So far it sounds like a plot from a Patricia Cornwell Kay Scarpetta novel. Unlike Kay Scarpetta though, Riley doesn’t have a computer genius niece or an abrasive police champion. Instead she’s faced with a Guarda chief who resisted her appointment, a police chief breathing down her police colleagues’ necks for a result and some of those colleagues regarding her as “too American” for them. Also unlike Kay Scarpetta, Riley is recognisably human and her being singled out by the killer entirely credible.
The only duff note here is an over-quick reference to Riley and Jess’s mother’s “mental health issues”. Periodically, the mother would leave her family for a while with no explanation. Finally she leaves to set up home with another man. Readers never see the relationship between the girls’ mother and her husband, so don’t know what motivated the mother to leave. Later, Jess claims her mother told her the new man was her real dad and asked her to come and live with her “real family” away from Riley and her father. Readers are left to draw their own conclusions as to whether this is a fabrication on Jess’s part or whether she’s telling the truth. The idea that the two girls had different fathers may underline their differences and explain why Riley’s psychological make-up differs from her sister’s, but it’s not necessary. Certainly there’s enough in Jess’s background to justify her actions without the hint she inherited vague, unexplained “mental heath issues” attributed to her mother.
But one duff note doesn’t detract from the main performance. As Riley gets closer, her father goes missing and she has to find the killer to protect her father and restore her own credibility to keep her job. She knows her outsider status makes her vulnerable and that this case could become the excuse those resistant to her appointment can use to get rid of her.

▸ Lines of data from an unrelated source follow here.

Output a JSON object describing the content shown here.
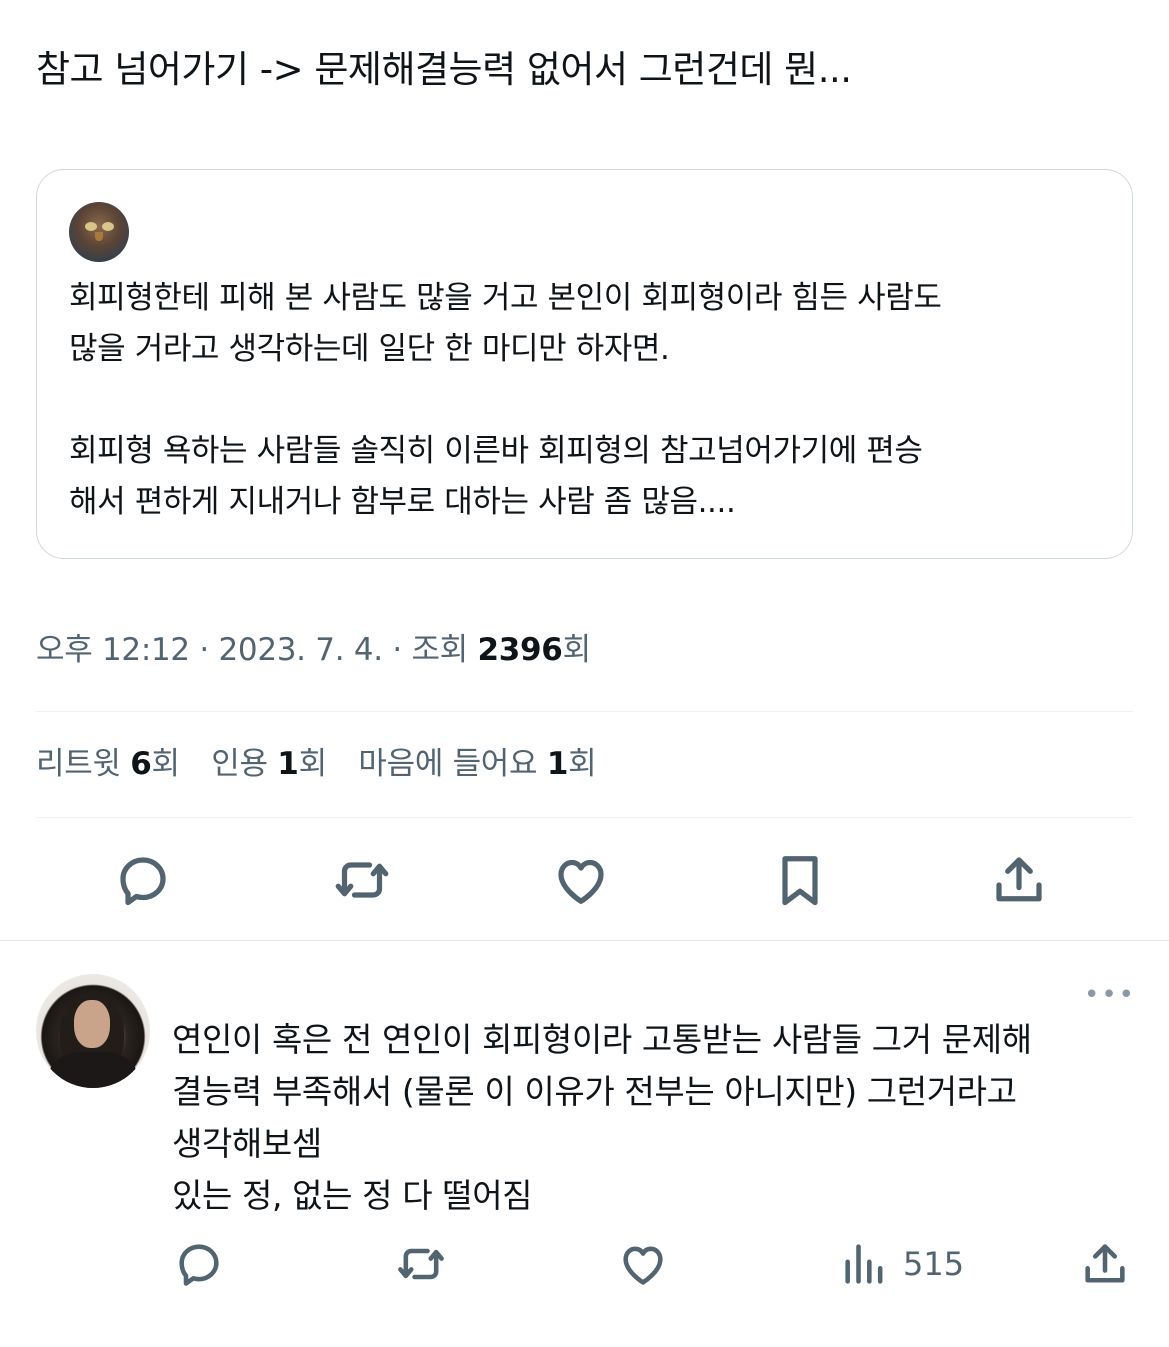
{
  "tweet": {
    "text": "참고 넘어가기 -> 문제해결능력 없어서 그런건데 뭔..."
  },
  "quoted_tweet": {
    "paragraph1_line1": "회피형한테 피해 본 사람도 많을 거고 본인이 회피형이라 힘든 사람도",
    "paragraph1_line2": "많을 거라고 생각하는데 일단 한 마디만 하자면.",
    "paragraph2_line1": "회피형 욕하는 사람들 솔직히 이른바 회피형의 참고넘어가기에 편승",
    "paragraph2_line2": "해서 편하게 지내거나 함부로 대하는 사람 좀 많음...."
  },
  "meta": {
    "time_date": "오후 12:12 · 2023. 7. 4. · 조회 ",
    "views": "2396",
    "views_suffix": "회"
  },
  "stats": {
    "retweets_label": "리트윗 ",
    "retweets_count": "6",
    "retweets_suffix": "회",
    "quotes_label": "인용 ",
    "quotes_count": "1",
    "quotes_suffix": "회",
    "likes_label": "마음에 들어요 ",
    "likes_count": "1",
    "likes_suffix": "회"
  },
  "actions": {
    "icons": [
      "reply-icon",
      "retweet-icon",
      "like-icon",
      "bookmark-icon",
      "share-icon"
    ]
  },
  "reply": {
    "more_label": "•••",
    "line1": "연인이 혹은 전 연인이 회피형이라 고통받는 사람들 그거 문제해",
    "line2": "결능력 부족해서 (물론 이 이유가 전부는 아니지만) 그런거라고",
    "line3": "생각해보셈",
    "line4": "있는 정, 없는 정 다 떨어짐",
    "views_count": "515",
    "icons": [
      "reply-icon",
      "retweet-icon",
      "like-icon",
      "views-icon",
      "share-icon"
    ]
  },
  "colors": {
    "text_primary": "#0f1419",
    "text_secondary": "#536471",
    "border": "#cfd9de"
  }
}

The characters are identifiably real. Although the pace builds to the climax, it doesn’t do so at one speed. It shifts gears, acknowledges that, as in real life, some days are slow, others are hectic and readers are not allowed to forget what’s at stake without being constantly reminded. Riley is very likeable. She doesn’t hide her intelligence under false modesty but uses it to facilitate discussions of clues and what they mean. She is aware of how others see her and trusts that hard work and diligence will win detractors over. Riley is open to new ideas and doesn’t dismiss a theory because she knows the person advancing it doesn’t like her. Her primary focus is to assist in solving the case to prevent further deaths.
Note to Marketing Department: thank you for dropping the “there’s a new girl in town” strapline on the ARC. Casey Hill is a husband and wife team so having a strapline that insulted both the author and the writers you were using as comparators, and potential readers (adult females are women) was not a smart move.